1. To create an interest and positive attitude towards Science.
2. To provide opportunities for children to explore both the physical and biological worlds.
3. To create an environment in which children learn to use previous knowledge and skills to solve technological problems.
4. To encourage children to work co-operatively to collect information and exchange ideas to further their investigations.
5. To provide an environment where children are encouraged to explore and experiment.
6. To develop manipulative and language skills.
7. To provide experiences which enable the child to use and become familiar with scientific processes.
8. To encourage children to acquire information from various sources and to check and compare their findings.
9. To make the children aware of the environment and to develop enquiring minds.
10. To encourage children to identify patterns and to seek to explain them.
11. To set up appropriate investigations which will explain observed patterns.
12. To train children to become skilled in handling equipment effectively and safely.
Teachers follow our own long-term overview, PlanBee and Love to Investigate, related to their current topic. The Early Years curriculum is book-based.
The plans are reviewed regularly to ensure the topic areas are part of a holistic cross-curricular approach wherever possible. They build upon children’s prior learning as well as develop their skills and knowledge so that children are increasingly challenged as they move through the school.
In order to achieve this at Alston we ensure all pupils are:
Working Scientifically (at least 1 experiment per half term through Love to Investigate)
Recognising questions can be answered in different ways
Using a range of equipment
Identifying, classifying & grouping
Observing over time
Gathering data, pattern seeking
Comparative & fair testing
Involved in scientific learning and enquiry through purposeful outdoor learning. This is through EYFS and outdoor play.
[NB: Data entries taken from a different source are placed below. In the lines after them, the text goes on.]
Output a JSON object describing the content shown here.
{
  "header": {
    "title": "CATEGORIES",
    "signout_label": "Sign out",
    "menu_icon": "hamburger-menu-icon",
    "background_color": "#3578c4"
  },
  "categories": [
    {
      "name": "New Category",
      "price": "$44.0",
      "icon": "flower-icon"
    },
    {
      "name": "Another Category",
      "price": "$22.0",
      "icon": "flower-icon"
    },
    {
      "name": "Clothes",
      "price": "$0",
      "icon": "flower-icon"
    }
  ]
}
Also, it is through trips e.g. Tame Valley
Differentiation and appropriate challenge to achieve or exceed ‘mastery’ of the programme of study
Receiving quality first teaching and assessment
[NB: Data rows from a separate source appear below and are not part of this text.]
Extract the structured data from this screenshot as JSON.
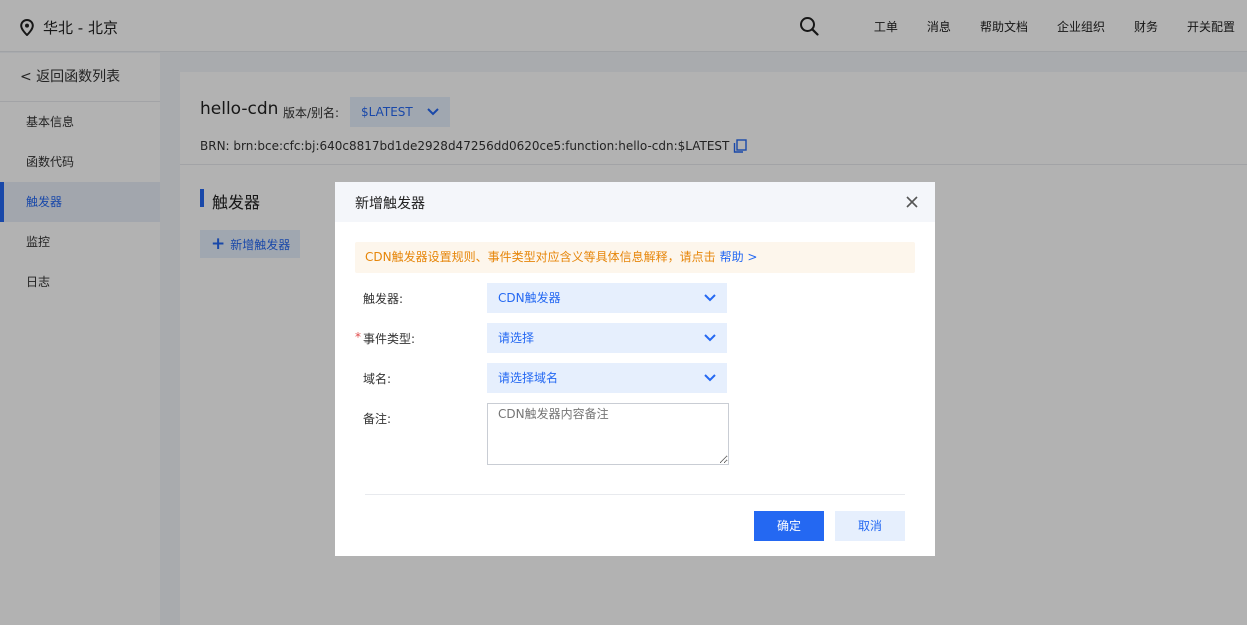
{
  "topbar": {
    "region_icon": "location-pin-icon",
    "region": "华北 - 北京",
    "search_icon": "search-icon",
    "nav": [
      "工单",
      "消息",
      "帮助文档",
      "企业组织",
      "财务",
      "开关配置"
    ]
  },
  "sidebar": {
    "back": "< 返回函数列表",
    "items": [
      {
        "label": "基本信息",
        "active": false
      },
      {
        "label": "函数代码",
        "active": false
      },
      {
        "label": "触发器",
        "active": true
      },
      {
        "label": "监控",
        "active": false
      },
      {
        "label": "日志",
        "active": false
      }
    ]
  },
  "main": {
    "function_name": "hello-cdn",
    "version_label": "版本/别名:",
    "version_value": "$LATEST",
    "brn": "BRN: brn:bce:cfc:bj:640c8817bd1de2928d47256dd0620ce5:function:hello-cdn:$LATEST",
    "copy_icon": "copy-icon",
    "section_title": "触发器",
    "add_button": "新增触发器"
  },
  "modal": {
    "title": "新增触发器",
    "close_icon": "close-icon",
    "notice_text": "CDN触发器设置规则、事件类型对应含义等具体信息解释，请点击",
    "notice_link": "帮助 >",
    "fields": {
      "trigger": {
        "label": "触发器:",
        "value": "CDN触发器"
      },
      "event_type": {
        "label": "事件类型:",
        "required_mark": "*",
        "value": "请选择"
      },
      "domain": {
        "label": "域名:",
        "value": "请选择域名"
      },
      "remark": {
        "label": "备注:",
        "placeholder": "CDN触发器内容备注"
      }
    },
    "confirm": "确定",
    "cancel": "取消"
  },
  "colors": {
    "accent": "#2468f2",
    "accent_light": "#e6effd",
    "notice_text": "#e6860a",
    "notice_bg": "#fdf6ec",
    "required": "#e04b4b"
  }
}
Use spoken language:
Using relevant scientific language when discussing their ideas and communicating findings.
Learn about famous scientists.
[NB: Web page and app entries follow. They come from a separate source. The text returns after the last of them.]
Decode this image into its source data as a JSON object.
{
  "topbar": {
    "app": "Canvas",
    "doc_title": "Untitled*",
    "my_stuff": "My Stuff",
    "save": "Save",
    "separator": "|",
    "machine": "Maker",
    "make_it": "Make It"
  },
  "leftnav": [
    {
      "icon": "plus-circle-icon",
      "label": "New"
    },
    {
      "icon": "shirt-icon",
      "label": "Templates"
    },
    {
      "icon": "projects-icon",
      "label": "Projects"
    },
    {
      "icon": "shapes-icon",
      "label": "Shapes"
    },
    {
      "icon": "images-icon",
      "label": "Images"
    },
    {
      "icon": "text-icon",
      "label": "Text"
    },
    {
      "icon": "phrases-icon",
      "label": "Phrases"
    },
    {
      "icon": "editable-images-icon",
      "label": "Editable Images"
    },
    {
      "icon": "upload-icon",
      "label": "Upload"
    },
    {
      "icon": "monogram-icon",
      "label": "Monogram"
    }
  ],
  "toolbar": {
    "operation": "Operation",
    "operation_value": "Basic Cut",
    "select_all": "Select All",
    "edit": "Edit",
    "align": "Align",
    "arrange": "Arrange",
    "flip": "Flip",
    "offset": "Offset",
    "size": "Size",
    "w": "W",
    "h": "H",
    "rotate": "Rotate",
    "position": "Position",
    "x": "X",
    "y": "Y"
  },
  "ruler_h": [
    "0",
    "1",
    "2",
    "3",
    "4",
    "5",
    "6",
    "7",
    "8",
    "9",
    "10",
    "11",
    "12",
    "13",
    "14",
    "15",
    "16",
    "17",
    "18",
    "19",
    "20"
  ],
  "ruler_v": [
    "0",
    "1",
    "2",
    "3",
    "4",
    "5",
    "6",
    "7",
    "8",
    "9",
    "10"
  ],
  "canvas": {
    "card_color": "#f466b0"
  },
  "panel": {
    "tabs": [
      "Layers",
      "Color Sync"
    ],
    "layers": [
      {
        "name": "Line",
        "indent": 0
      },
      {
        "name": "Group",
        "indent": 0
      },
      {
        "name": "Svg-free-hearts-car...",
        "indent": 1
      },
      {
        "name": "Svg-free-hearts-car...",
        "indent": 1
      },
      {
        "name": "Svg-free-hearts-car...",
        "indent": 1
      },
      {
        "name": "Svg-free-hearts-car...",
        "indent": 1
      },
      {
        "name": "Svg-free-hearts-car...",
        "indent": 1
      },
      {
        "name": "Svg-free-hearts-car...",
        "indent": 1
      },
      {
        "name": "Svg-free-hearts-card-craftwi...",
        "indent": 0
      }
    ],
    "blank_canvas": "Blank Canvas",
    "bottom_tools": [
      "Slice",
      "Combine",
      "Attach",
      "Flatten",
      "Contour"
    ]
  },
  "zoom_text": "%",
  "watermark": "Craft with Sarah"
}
Apply their mathematical knowledge to their understanding of Science, including collecting, presenting and analysing data.
Using skills from other disciplines when presenting outcomes.
Children are encouraged to use their English, Maths and computing skills whenever possible to present their work.
Children will have opportunities to use a range of computing resources to support them when:
Finding, selecting, and analysing information
Recording, presenting and interpreting data e.g. Bar Graphs
Reviewing, modifying and evaluating their work
Taking measurements e.g. measuring heartbeat, time or capacity
Reading texts of a scientific nature
Discussing what they have learnt
Recounting their observations of scientific experiments
Present their finding in a variety of ways e.g. reports, newspapers, leaflets, instructions
Using weights and measures and applying number
Estimating and predicting in investigations
Recording, presenting and interpreting
At Alston, we measure the impact throughout each ILP, teachers will monitor pupils' progress in scientific knowledge, understanding and skills by:
Observation and questioning
Marking of work
Discussions with the pupils
Assessing against the curriculum objectives
The leadership team and Science coordinator will monitor progress by:
Regular book trawls
Checking assessment grids
Teachers make informal judgments as they observe children during each Science lesson. At the end of a unit of work, the teacher makes a judgement against each objective in terms of ‘Developing ’, ‘Secure’ or ‘Exceeding’. This is recorded using spreadsheets specific to each year group. This information is used to inform future planning and used by the co-ordinator to monitor and help support the subject development.
By the end of each key stage, pupils are expected to know, apply and understand the knowledge, skills and processes specified in the relevant programme of study detailed in the National Curriculum.